Data items
++++

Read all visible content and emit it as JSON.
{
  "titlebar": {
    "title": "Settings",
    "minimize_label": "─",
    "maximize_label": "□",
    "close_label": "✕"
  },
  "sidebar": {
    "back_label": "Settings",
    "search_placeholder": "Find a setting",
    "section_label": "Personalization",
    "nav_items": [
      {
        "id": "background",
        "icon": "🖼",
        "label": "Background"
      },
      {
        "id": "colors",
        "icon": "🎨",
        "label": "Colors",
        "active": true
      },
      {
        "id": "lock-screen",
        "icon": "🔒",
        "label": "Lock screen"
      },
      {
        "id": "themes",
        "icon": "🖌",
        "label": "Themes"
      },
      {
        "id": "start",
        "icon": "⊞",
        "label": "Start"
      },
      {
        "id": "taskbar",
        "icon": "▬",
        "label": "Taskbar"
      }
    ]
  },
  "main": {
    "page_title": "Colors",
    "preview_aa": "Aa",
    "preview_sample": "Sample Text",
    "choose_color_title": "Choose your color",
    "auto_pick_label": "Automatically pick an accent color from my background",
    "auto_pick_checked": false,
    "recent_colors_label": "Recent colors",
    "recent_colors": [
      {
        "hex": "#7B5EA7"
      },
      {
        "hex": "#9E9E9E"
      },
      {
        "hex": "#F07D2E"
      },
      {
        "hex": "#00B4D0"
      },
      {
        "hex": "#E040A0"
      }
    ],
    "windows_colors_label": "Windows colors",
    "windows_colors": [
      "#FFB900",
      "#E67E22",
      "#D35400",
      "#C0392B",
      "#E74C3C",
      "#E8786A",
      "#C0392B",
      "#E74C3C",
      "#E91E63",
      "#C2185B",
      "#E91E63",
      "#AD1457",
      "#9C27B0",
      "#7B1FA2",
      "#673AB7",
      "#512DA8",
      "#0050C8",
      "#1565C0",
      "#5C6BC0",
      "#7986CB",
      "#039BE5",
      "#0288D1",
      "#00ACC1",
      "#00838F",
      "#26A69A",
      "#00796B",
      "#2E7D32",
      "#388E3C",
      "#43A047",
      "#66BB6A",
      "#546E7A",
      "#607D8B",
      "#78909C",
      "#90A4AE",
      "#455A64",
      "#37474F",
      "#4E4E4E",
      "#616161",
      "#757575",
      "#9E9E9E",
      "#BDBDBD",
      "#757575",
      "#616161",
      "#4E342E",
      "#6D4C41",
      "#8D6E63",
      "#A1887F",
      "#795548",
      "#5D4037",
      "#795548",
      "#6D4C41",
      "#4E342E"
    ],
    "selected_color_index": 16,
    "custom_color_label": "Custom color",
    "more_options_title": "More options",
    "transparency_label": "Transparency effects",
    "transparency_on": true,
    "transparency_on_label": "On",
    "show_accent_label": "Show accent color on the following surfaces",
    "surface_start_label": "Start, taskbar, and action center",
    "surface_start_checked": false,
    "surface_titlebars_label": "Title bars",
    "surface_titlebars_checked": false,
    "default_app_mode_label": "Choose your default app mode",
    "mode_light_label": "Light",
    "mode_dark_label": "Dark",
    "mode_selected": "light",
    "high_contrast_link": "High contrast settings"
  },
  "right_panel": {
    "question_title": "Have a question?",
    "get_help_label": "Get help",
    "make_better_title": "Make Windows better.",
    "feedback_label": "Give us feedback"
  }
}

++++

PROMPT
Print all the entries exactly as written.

RESULT OF THIS EXERCISE
Read all visible content and emit it as JSON.
{
  "titlebar": {
    "title": "Settings",
    "minimize_label": "─",
    "maximize_label": "□",
    "close_label": "✕"
  },
  "sidebar": {
    "back_label": "Settings",
    "search_placeholder": "Find a setting",
    "section_label": "Personalization",
    "nav_items": [
      {
        "id": "background",
        "icon": "🖼",
        "label": "Background"
      },
      {
        "id": "colors",
        "icon": "🎨",
        "label": "Colors",
        "active": true
      },
      {
        "id": "lock-screen",
        "icon": "🔒",
        "label": "Lock screen"
      },
      {
        "id": "themes",
        "icon": "🖌",
        "label": "Themes"
      },
      {
        "id": "start",
        "icon": "⊞",
        "label": "Start"
      },
      {
        "id": "taskbar",
        "icon": "▬",
        "label": "Taskbar"
      }
    ]
  },
  "main": {
    "page_title": "Colors",
    "preview_aa": "Aa",
    "preview_sample": "Sample Text",
    "choose_color_title": "Choose your color",
    "auto_pick_label": "Automatically pick an accent color from my background",
    "auto_pick_checked": false,
    "recent_colors_label": "Recent colors",
    "recent_colors": [
      {
        "hex": "#7B5EA7"
      },
      {
        "hex": "#9E9E9E"
      },
      {
        "hex": "#F07D2E"
      },
      {
        "hex": "#00B4D0"
      },
      {
        "hex": "#E040A0"
      }
    ],
    "windows_colors_label": "Windows colors",
    "windows_colors": [
      "#FFB900",
      "#E67E22",
      "#D35400",
      "#C0392B",
      "#E74C3C",
      "#E8786A",
      "#C0392B",
      "#E74C3C",
      "#E91E63",
      "#C2185B",
      "#E91E63",
      "#AD1457",
      "#9C27B0",
      "#7B1FA2",
      "#673AB7",
      "#512DA8",
      "#0050C8",
      "#1565C0",
      "#5C6BC0",
      "#7986CB",
      "#039BE5",
      "#0288D1",
      "#00ACC1",
      "#00838F",
      "#26A69A",
      "#00796B",
      "#2E7D32",
      "#388E3C",
      "#43A047",
      "#66BB6A",
      "#546E7A",
      "#607D8B",
      "#78909C",
      "#90A4AE",
      "#455A64",
      "#37474F",
      "#4E4E4E",
      "#616161",
      "#757575",
      "#9E9E9E",
      "#BDBDBD",
      "#757575",
      "#616161",
      "#4E342E",
      "#6D4C41",
      "#8D6E63",
      "#A1887F",
      "#795548",
      "#5D4037",
      "#795548",
      "#6D4C41",
      "#4E342E"
    ],
    "selected_color_index": 16,
    "custom_color_label": "Custom color",
    "more_options_title": "More options",
    "transparency_label": "Transparency effects",
    "transparency_on": true,
    "transparency_on_label": "On",
    "show_accent_label": "Show accent color on the following surfaces",
    "surface_start_label": "Start, taskbar, and action center",
    "surface_start_checked": false,
    "surface_titlebars_label": "Title bars",
    "surface_titlebars_checked": false,
    "default_app_mode_label": "Choose your default app mode",
    "mode_light_label": "Light",
    "mode_dark_label": "Dark",
    "mode_selected": "light",
    "high_contrast_link": "High contrast settings"
  },
  "right_panel": {
    "question_title": "Have a question?",
    "get_help_label": "Get help",
    "make_better_title": "Make Windows better.",
    "feedback_label": "Give us feedback"
  }
}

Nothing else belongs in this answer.